When it comes to unsightly wallpaper there are only two options -- cover it or remove it. Better Homes and Gardens contributing editor Danny Lipford shows you how to do both.
Beauty is often said to be in the eye of the beholder, and that is especially true when it comes to wallpaper. So if the floral pattern the previous owners loved is giving you nightmares, it might be time to make a change.
If the wallpaper is in good condition and not made of vinyl, it may be possible to paint over it rather than remove it. When painting over wallpaper, prime it first with a shellac-based stain blocking primer or one made for painting over wallpaper. Test the primer on a small area first and allow it to dry to be sure it doesn't cause the glue in the paper to pull loose.
When removing wallpaper, it's necessary to score the paper first to allow the wallpaper remover to penetrate. This can be done with a special wallpaper scoring tool or a standard utility knife. When using a utility knife to score the paper, apply only enough pressure to cut through the wallpaper to keep from damaging the wall. Score horizontal lines in the wallpaper every foot or so.
To remove the wallpaper, fill a pump-up sprayer with a mixture of warm water and wallpaper remover, following the directions on the wallpaper remover container.
Secure the lid on the sprayer and pump it up. Wallpaper remover can also be applied using a paint roller.
Turn off the circuit breaker that powers the switches or outlets on the wall, and remove any electrical covers.

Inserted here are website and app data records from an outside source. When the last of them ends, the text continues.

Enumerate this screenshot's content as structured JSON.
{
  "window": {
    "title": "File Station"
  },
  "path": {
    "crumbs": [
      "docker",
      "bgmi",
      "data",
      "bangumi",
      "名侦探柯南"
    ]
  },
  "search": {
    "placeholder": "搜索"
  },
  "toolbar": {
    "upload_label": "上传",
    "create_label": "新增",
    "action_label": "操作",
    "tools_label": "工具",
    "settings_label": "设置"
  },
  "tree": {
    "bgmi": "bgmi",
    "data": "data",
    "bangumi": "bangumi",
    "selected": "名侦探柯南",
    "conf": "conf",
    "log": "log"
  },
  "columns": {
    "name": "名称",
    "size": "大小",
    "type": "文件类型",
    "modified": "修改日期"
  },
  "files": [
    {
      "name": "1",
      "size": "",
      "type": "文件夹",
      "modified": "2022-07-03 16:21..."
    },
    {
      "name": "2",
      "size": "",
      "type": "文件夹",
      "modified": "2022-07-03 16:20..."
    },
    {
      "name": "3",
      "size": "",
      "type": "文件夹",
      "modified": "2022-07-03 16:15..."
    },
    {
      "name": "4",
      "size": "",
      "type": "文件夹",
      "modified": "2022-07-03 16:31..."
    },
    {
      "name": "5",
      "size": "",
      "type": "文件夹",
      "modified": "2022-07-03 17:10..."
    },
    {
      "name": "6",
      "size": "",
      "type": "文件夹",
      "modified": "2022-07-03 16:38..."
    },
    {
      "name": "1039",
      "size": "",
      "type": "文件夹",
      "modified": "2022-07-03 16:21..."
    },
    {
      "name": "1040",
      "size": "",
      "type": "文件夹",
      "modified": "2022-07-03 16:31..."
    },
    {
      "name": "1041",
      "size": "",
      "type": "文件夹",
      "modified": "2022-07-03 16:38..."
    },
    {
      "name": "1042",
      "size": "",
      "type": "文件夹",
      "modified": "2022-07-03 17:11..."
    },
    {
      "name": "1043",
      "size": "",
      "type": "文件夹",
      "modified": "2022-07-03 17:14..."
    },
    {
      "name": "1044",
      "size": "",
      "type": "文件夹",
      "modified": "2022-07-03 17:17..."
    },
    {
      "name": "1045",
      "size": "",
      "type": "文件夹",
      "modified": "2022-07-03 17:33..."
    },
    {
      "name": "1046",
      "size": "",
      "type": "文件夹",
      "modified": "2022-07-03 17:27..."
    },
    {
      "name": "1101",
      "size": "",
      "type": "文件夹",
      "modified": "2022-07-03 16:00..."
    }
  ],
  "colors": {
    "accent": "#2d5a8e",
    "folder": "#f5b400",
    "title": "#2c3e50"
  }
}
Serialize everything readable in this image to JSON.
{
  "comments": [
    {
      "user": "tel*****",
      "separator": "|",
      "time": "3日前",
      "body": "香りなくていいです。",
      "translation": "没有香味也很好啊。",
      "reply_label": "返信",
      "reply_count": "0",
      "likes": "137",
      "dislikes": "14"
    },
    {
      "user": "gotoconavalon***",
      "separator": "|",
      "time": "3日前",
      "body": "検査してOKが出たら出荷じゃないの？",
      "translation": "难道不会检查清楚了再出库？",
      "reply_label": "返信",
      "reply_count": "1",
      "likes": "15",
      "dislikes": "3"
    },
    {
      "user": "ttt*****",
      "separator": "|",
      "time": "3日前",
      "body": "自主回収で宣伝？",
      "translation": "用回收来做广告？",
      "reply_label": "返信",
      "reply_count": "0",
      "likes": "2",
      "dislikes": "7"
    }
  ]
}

Spray or roll the wallpaper remover on the wall, then wait 15 minutes or so for it to soak through and loosen the paper. Be sure to wear protective eyewear when spraying wallpaper remover.
Apply a second coat of wallpaper remover to keep the paper moist. Use a putty or drywall knife to loosen the paper, then begin peeling it off. Be careful not to gouge the wall.
Often the top layer of wallpaper will separate from the backing. If this happens, apply the wallpaper remover again and repeat the process.